| Task item |
From the data, copy out every line in which the word "JSON" appears.

Segment Start: Dataset content

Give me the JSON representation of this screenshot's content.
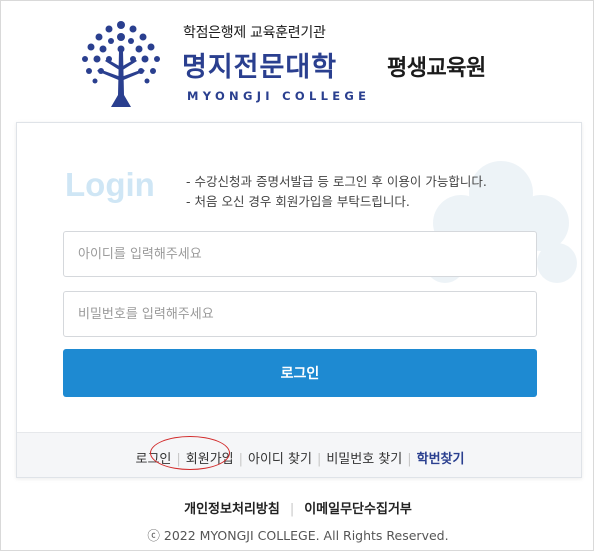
{
  "header": {
    "institution_small": "학점은행제 교육훈련기관",
    "college_name": "명지전문대학",
    "college_sub": "평생교육원",
    "college_english": "MYONGJI COLLEGE",
    "brand_color": "#2a3f8f"
  },
  "login": {
    "title": "Login",
    "notice_line1": "- 수강신청과 증명서발급 등 로그인 후 이용이 가능합니다.",
    "notice_line2": "- 처음 오신 경우 회원가입을 부탁드립니다.",
    "id_placeholder": "아이디를 입력해주세요",
    "pw_placeholder": "비밀번호를 입력해주세요",
    "button_label": "로그인",
    "button_color": "#1e8ad2"
  },
  "links": {
    "login": "로그인",
    "signup": "회원가입",
    "find_id": "아이디 찾기",
    "find_pw": "비밀번호 찾기",
    "find_student_no": "학번찾기",
    "highlight_color": "#d22a2a"
  },
  "footer": {
    "privacy": "개인정보처리방침",
    "email_refusal": "이메일무단수집거부",
    "copyright": "ⓒ 2022 MYONGJI COLLEGE. All Rights Reserved."
  },
  "icons": {
    "logo": "tree-logo-icon",
    "watermark": "tree-watermark-icon"
  }
}
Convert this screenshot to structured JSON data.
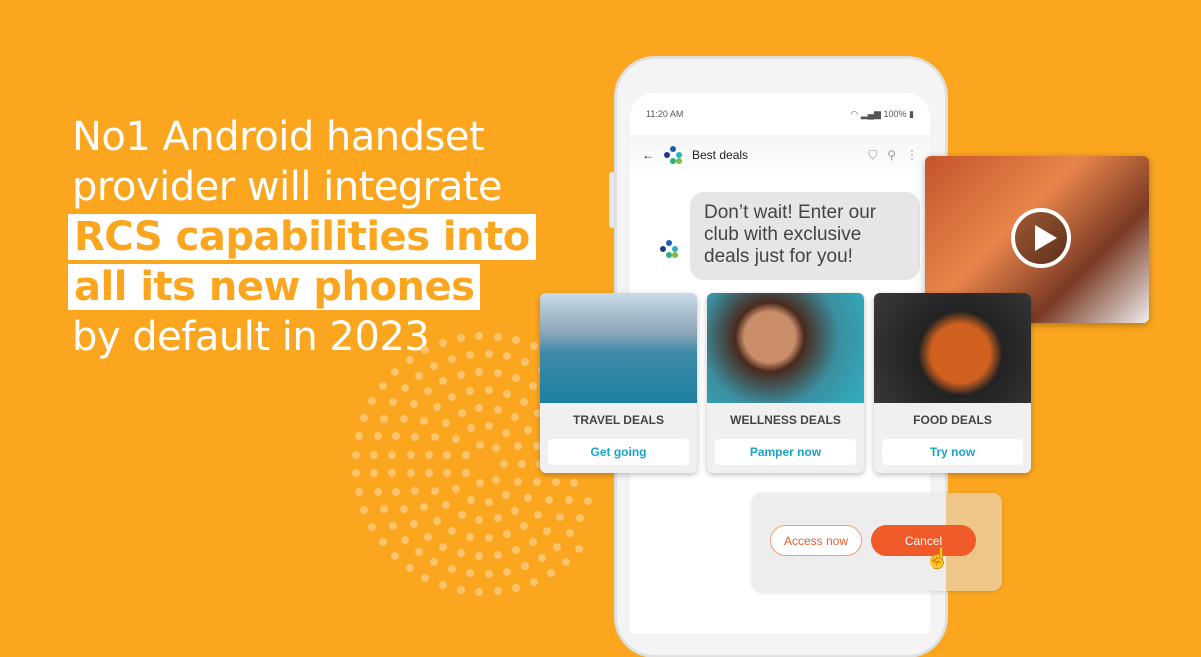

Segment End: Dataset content

| Response for this exercise |
Give me the JSON representation of this screenshot's content.
Convert this screenshot to structured JSON data.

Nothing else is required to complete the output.